Your objective
Number of lines with "источника" in the data: give that figure by itself.

___ Information supplied ___

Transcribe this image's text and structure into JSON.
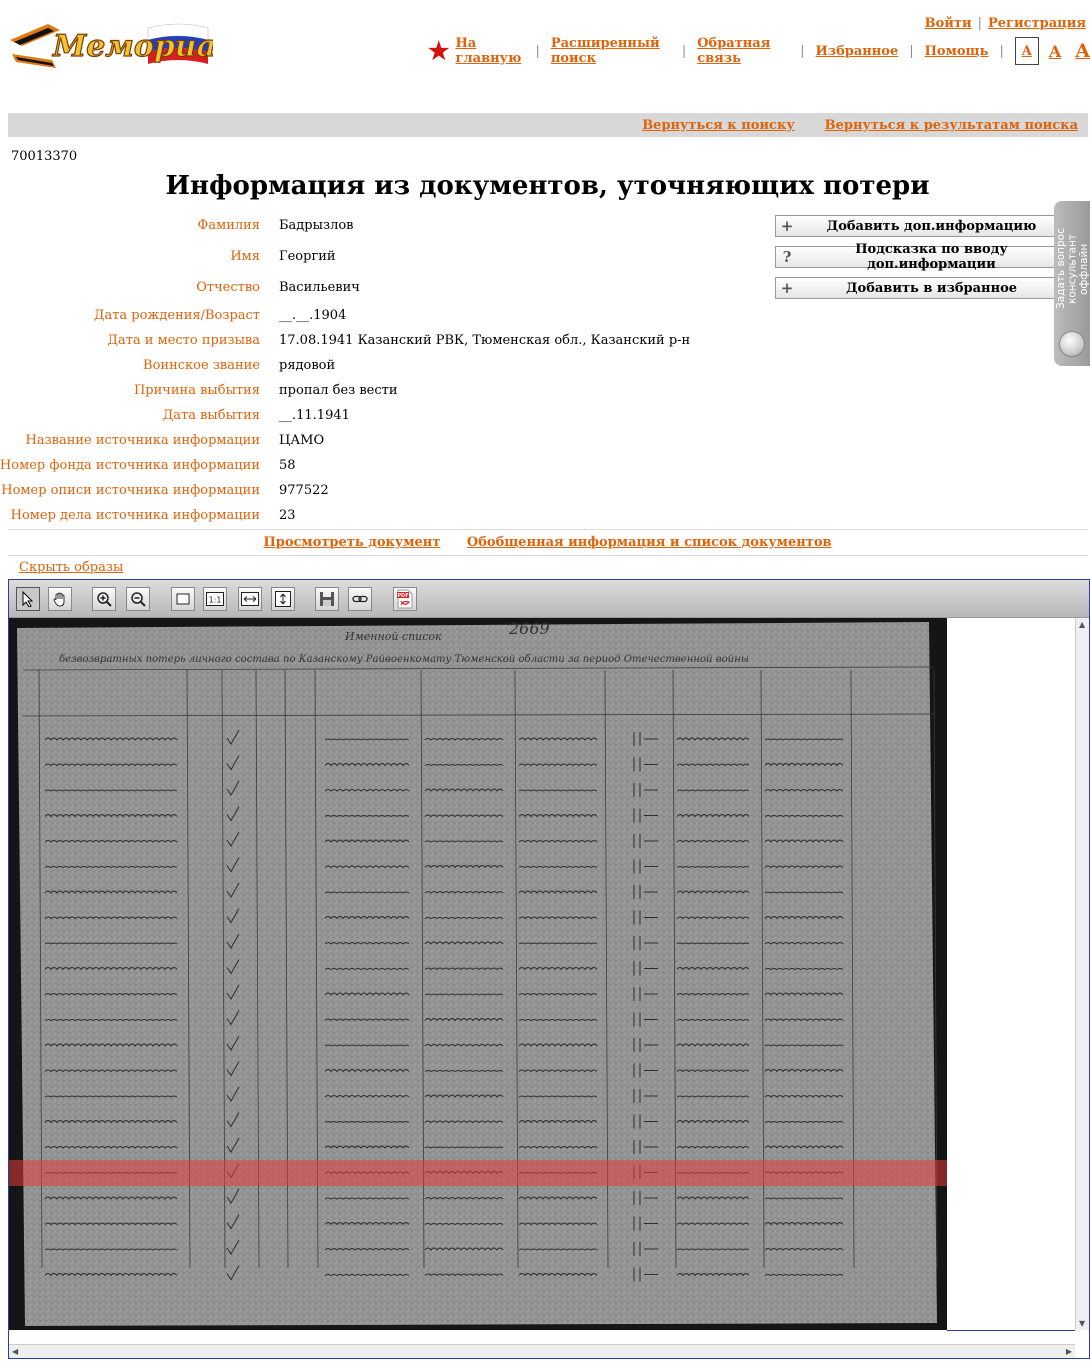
{
  "header": {
    "logo_text": "Мемориал",
    "login": "Войти",
    "register": "Регистрация",
    "nav": [
      "На главную",
      "Расширенный поиск",
      "Обратная связь",
      "Избранное",
      "Помощь"
    ],
    "font_sizes": [
      "A",
      "A",
      "A"
    ]
  },
  "subnav": {
    "back_to_search": "Вернуться к поиску",
    "back_to_results": "Вернуться к результатам поиска"
  },
  "record_id": "70013370",
  "page_title": "Информация из документов, уточняющих потери",
  "fields": [
    {
      "label": "Фамилия",
      "value": "Бадрызлов"
    },
    {
      "label": "Имя",
      "value": "Георгий"
    },
    {
      "label": "Отчество",
      "value": "Васильевич"
    },
    {
      "label": "Дата рождения/Возраст",
      "value": "__.__.1904"
    },
    {
      "label": "Дата и место призыва",
      "value": "17.08.1941 Казанский РВК, Тюменская обл., Казанский р-н"
    },
    {
      "label": "Воинское звание",
      "value": "рядовой"
    },
    {
      "label": "Причина выбытия",
      "value": "пропал без вести"
    },
    {
      "label": "Дата выбытия",
      "value": "__.11.1941"
    },
    {
      "label": "Название источника информации",
      "value": "ЦАМО"
    },
    {
      "label": "Номер фонда источника информации",
      "value": "58"
    },
    {
      "label": "Номер описи источника информации",
      "value": "977522"
    },
    {
      "label": "Номер дела источника информации",
      "value": "23"
    }
  ],
  "side_buttons": [
    {
      "icon": "+",
      "label": "Добавить доп.информацию"
    },
    {
      "icon": "?",
      "label": "Подсказка по вводу доп.информации"
    },
    {
      "icon": "+",
      "label": "Добавить в избранное"
    }
  ],
  "feedback_tab": {
    "line1": "Задать вопрос",
    "line2": "консультант оффлайн"
  },
  "doc_links": {
    "view_document": "Просмотреть документ",
    "summary": "Обобщенная информация и список документов"
  },
  "hide_images": "Скрыть образы",
  "viewer": {
    "tools": [
      "select-arrow",
      "pan-hand",
      "zoom-in",
      "zoom-out",
      "fit-page",
      "actual-size",
      "fit-width",
      "fit-height",
      "save",
      "link",
      "pdf"
    ],
    "doc_header": "Именной список",
    "doc_number": "2669",
    "doc_subtitle": "безвозвратных потерь личного состава по Казанскому Райвоенкомату Тюменской области за период Отечественной войны",
    "highlighted_row": 18
  },
  "colors": {
    "link": "#e0620a",
    "highlight": "#e23a3a",
    "viewer_border": "#2a3ca8"
  }
}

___

Solution to this exercise
4